The last project we want to share with you today is a greenhouse/ garden shed which we found on lizmarieblog. It’s really cute and inside you can find shelves, storage compartments and a bunch of other practical things. In addition to all that, this lovely shed even has a chandelier. It’s a decorative element and it really elevates the decor to a whole new level.
Each truss is made up of two 2 x 4 rafters and one 2 x 4 ceiling joist. The three boards are joined together with 1/2-in. plywood gussets. To speed up the assembly process, build all the trusses on the shed floor before erecting the walls. Start by cutting all the rafters to length with a 40° angle at one end of each. Cut 2 x 4s to 10 ft. long for the bottom chords of the trusses. Also, cut all of the plywood gussets.
The roof trusses support the plywood and shingles that make the roof waterproof. They are very important to plan carefully because they require strange angles and they have to fit the structure below them. We gave our shed a slight awning and this had to be accompanied by the trusses, which overhang the walls of the shed by about a foot on each side. When constructing your joists it is important to use joist plates otherwise the angles that you so carefully planned will not remain true for very long. We used a 2x4 to support the joists while we were attaching them to the walls.
This is another shed building tip about the location of your shed. While it would be great to let your shed blend into the shrubbery on your property, but it isn’t really realistic. You want to allow your shed to breathe which means giving it space from trees, fences and shrubs. A few feet all around will let the materials breathe effectively and direct sunlight will ensure mold and mildew stay far away.
To be sure, the whole permitting process can be a bit intimidating. And, if I'm being honest here, I've never been comfortable dealing with the city and all their codes - seems they're always moving the line on me. But, I always make it a point to be friendly with the Building Inspector. He's there to help and can be a fountain of information, when building your wood shed.
I'm always surprised at how little forethought most backyard builders give to the shed's doors. After all, there's no sense in building a shed to store a particular item, such as a lawn tractor or wheelbarrow, if you can't fit it through the door. I saw a shed recently that had its doors removed. When I asked why, the homeowner explained that he framed the doorway wide enough for his riding lawnmower, but didn't take into account the amount of space taken up by the hinged inset doors. So, he had to remove the doors to fit the mower inside. (He's in the market for a skinnier mower.)

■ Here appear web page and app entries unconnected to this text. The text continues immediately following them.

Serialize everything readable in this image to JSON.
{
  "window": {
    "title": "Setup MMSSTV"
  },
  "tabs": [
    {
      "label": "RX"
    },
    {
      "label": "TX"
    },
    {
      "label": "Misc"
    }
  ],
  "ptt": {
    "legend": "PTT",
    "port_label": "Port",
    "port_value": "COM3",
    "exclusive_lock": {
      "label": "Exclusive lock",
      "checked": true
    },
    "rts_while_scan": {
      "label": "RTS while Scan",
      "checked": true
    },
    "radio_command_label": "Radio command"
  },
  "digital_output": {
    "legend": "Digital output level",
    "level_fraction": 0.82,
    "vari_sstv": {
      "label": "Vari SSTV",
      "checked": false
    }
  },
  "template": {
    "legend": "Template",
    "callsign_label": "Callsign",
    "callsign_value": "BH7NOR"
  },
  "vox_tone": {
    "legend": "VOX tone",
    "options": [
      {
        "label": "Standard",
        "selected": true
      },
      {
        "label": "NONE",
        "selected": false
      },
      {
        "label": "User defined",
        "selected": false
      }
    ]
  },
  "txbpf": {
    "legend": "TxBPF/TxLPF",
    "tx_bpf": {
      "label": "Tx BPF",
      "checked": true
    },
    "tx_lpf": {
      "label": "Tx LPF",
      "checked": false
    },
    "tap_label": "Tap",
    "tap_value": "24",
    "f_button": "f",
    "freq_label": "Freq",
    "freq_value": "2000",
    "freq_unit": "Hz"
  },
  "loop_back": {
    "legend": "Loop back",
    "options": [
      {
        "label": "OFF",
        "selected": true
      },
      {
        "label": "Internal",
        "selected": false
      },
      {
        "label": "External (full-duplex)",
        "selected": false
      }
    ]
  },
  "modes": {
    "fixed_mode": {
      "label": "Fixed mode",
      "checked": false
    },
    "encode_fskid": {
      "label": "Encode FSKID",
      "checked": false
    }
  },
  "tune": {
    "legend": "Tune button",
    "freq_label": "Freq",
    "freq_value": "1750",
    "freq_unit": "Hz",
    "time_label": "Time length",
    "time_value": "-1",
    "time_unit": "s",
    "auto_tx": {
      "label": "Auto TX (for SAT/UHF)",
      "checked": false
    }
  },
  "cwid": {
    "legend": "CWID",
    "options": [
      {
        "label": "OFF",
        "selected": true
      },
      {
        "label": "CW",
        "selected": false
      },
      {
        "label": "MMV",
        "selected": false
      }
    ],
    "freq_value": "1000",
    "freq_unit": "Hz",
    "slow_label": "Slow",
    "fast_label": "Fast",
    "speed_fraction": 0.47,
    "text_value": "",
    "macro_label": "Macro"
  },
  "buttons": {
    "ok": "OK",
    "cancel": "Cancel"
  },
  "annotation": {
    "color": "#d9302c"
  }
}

Working from ladders is more dangerous than working from scaffolding. Plus, having to constantly move ladders around is time consuming. When you get to the roof construction, consider renting a set of scaffolding with wheels. You’ll be amazed at how much easier it is to have a stable platform to work from and to set your tools and materials on. You can rent a 5-ft.-tall section of scaffold with three planks and wheels for about $110 per week.
DIY Shed Plans